Well, not only have I been exposed to (and I supposed have created at least some of the) content around immigration tech that would have motivated me even more to double down on LCA compliance tech, for better or worse, the happenings of the last year and a half have helped as well.
I’ve broken it up into three parts:
Then. The first was the US Department of Labor (DOL) issuing a memo on March 15, 2019 that basically gave the thumbs up as it relates to providing electronic LCA notice. It was something that a few companies were doing before that but most lawyers spent more time (and rightfully so) arguing over the legality of it electronic LCA compliance than figuring out ways to implement it in a meaningful way for their clients. This was a layup from the DOL that propelled LaborLess in a way that no amount of funding or anything else ever could have. Indeed, through a series of crazy events, this memo led to me being invited to go down to DOL’s HQ in DC (that’s a lot of acronyms, sorry!) to demo LaborLess. I wrote a piece about that surreal experience.
Now. At the time of writing, we are still living through the COVID-19 pandemic which, while devastating economies, taking hundreds of thousands of lives and halting immigration, has accelerated the adoption and embracing of both remote work and legal technology. These two separate phenomenon led companies to scramble to figure out how to handle LCA compliance in a now almost ubiquitously virtual workplace (which the DOL opined on and I wrote about here and here) and a heightened openness to adopting more legal tech. LaborLess fit the bill perfectly, and we grew considerably over just a few months.
Looking ahead. It’s an election year here in the US and COVID continues to crush immigration, but one thing seems to be certain: immigration compliance continues to grow in importance. On 07/31/2020, DOL issued a statement that they’ve entered into an agreement of sorts with the Department of Homeland Security (DHS) to share more information with each other, particularly around H-1B audits and enforcement. As compliance grows in importance from the government’s standpoint, H-1B employers inevitably start to revisit their internal processes and make sure they’re up to par. For many H-1B employers (and their law firms) that still handle the LCA process manually, a push for digitization might be on the horizon, and again, LaborLess will fit the bill.

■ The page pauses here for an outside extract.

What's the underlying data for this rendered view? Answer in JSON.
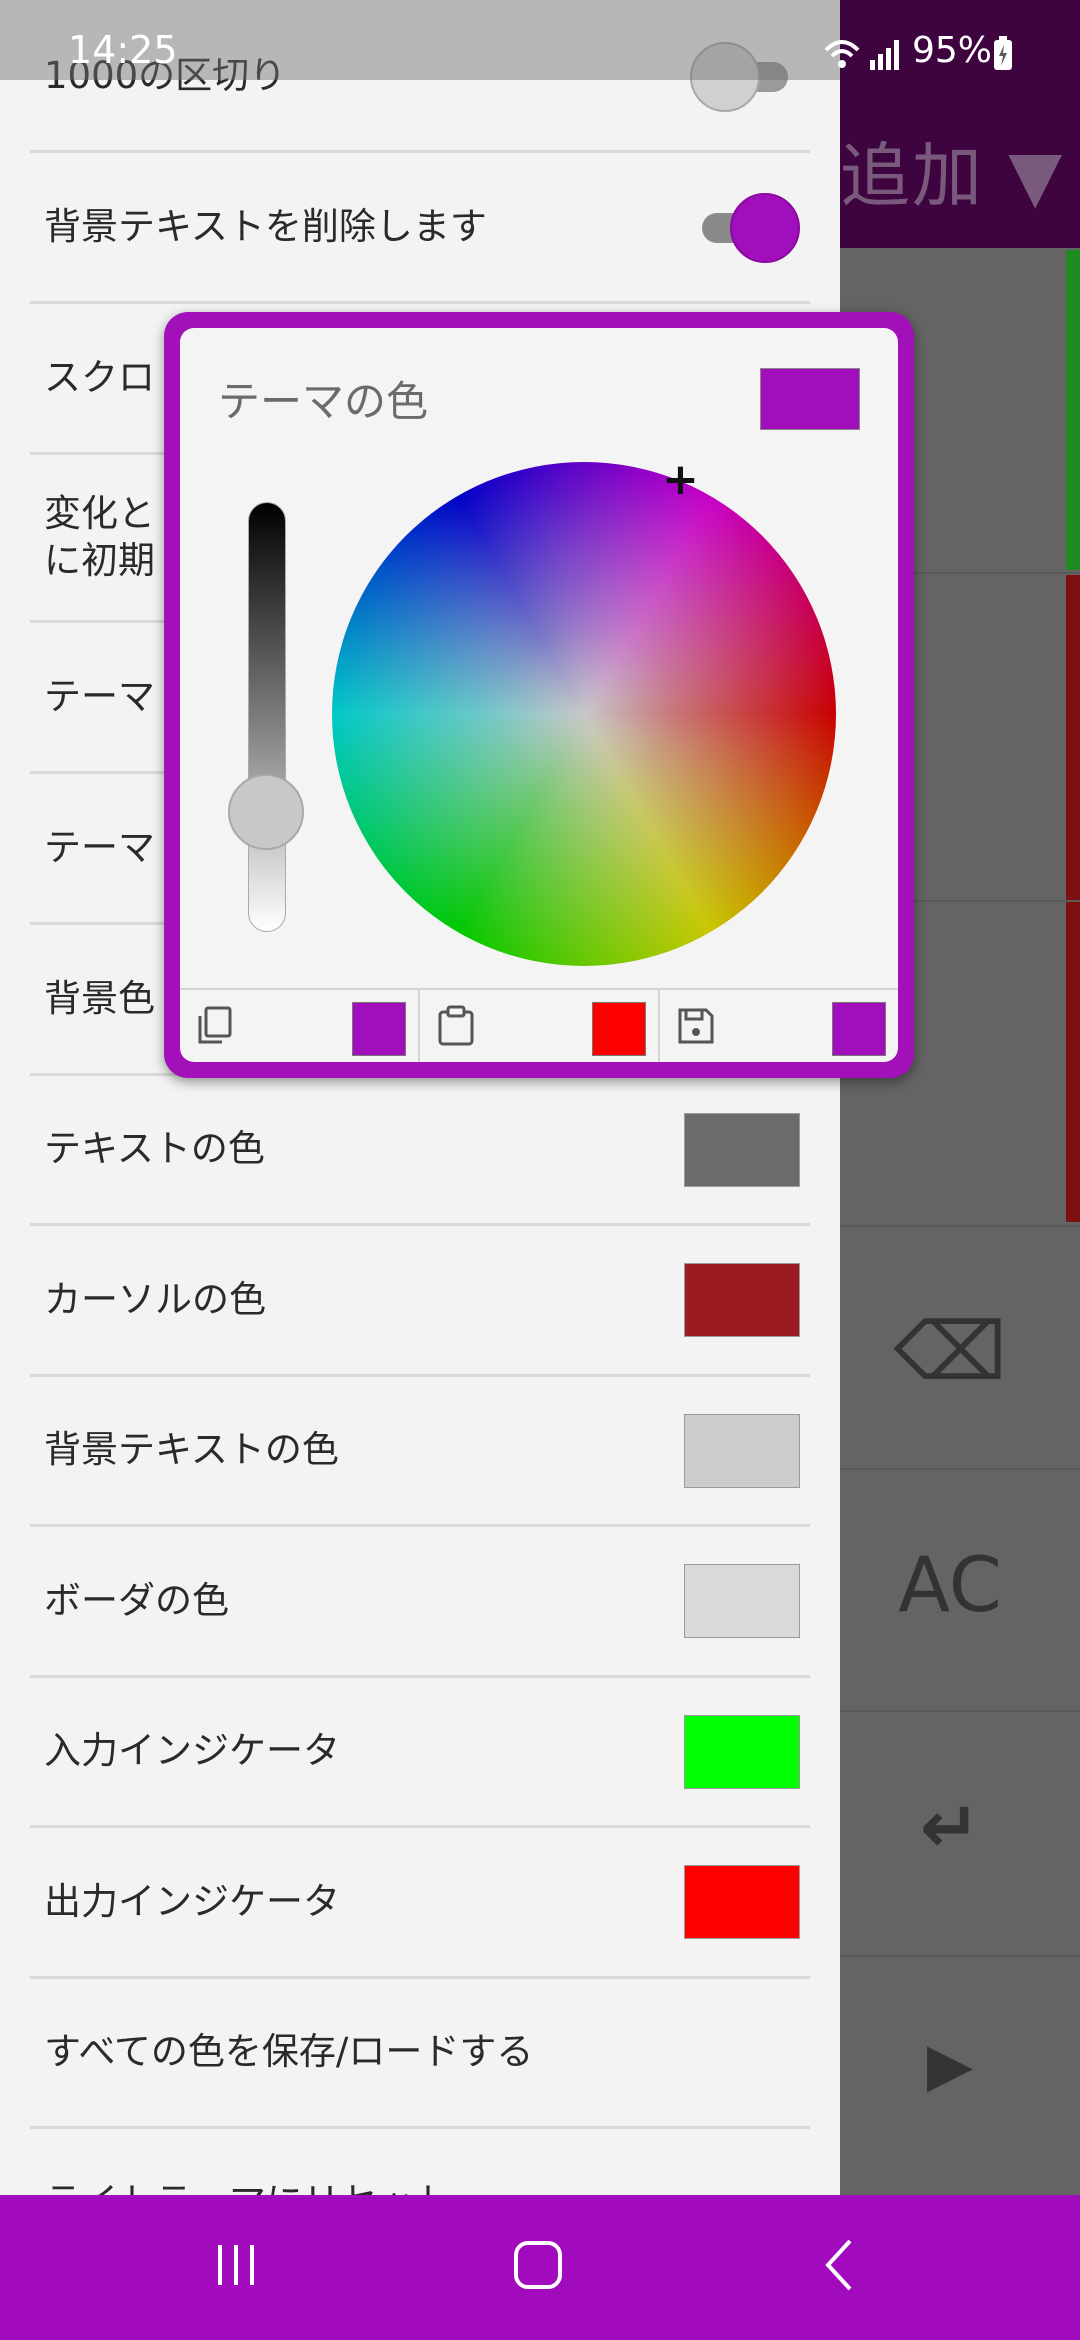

A short conclusion
So there you have it - an update on immigration tech happenings and an argument as to why my conviction around my laser focus on digitizing LCA posting and the entire process around it grows stronger by the day.
If I missed any other immigration tech companies that raised money, rebranded, were acquired or something else, please let me know in the comments.
And if you enjoyed this article and found it helpful or interesting or even just entertaining, I’d really love to hear your feedback in the comments - it’s what keeps me writing - and tag someone who you think might be interested in it as well!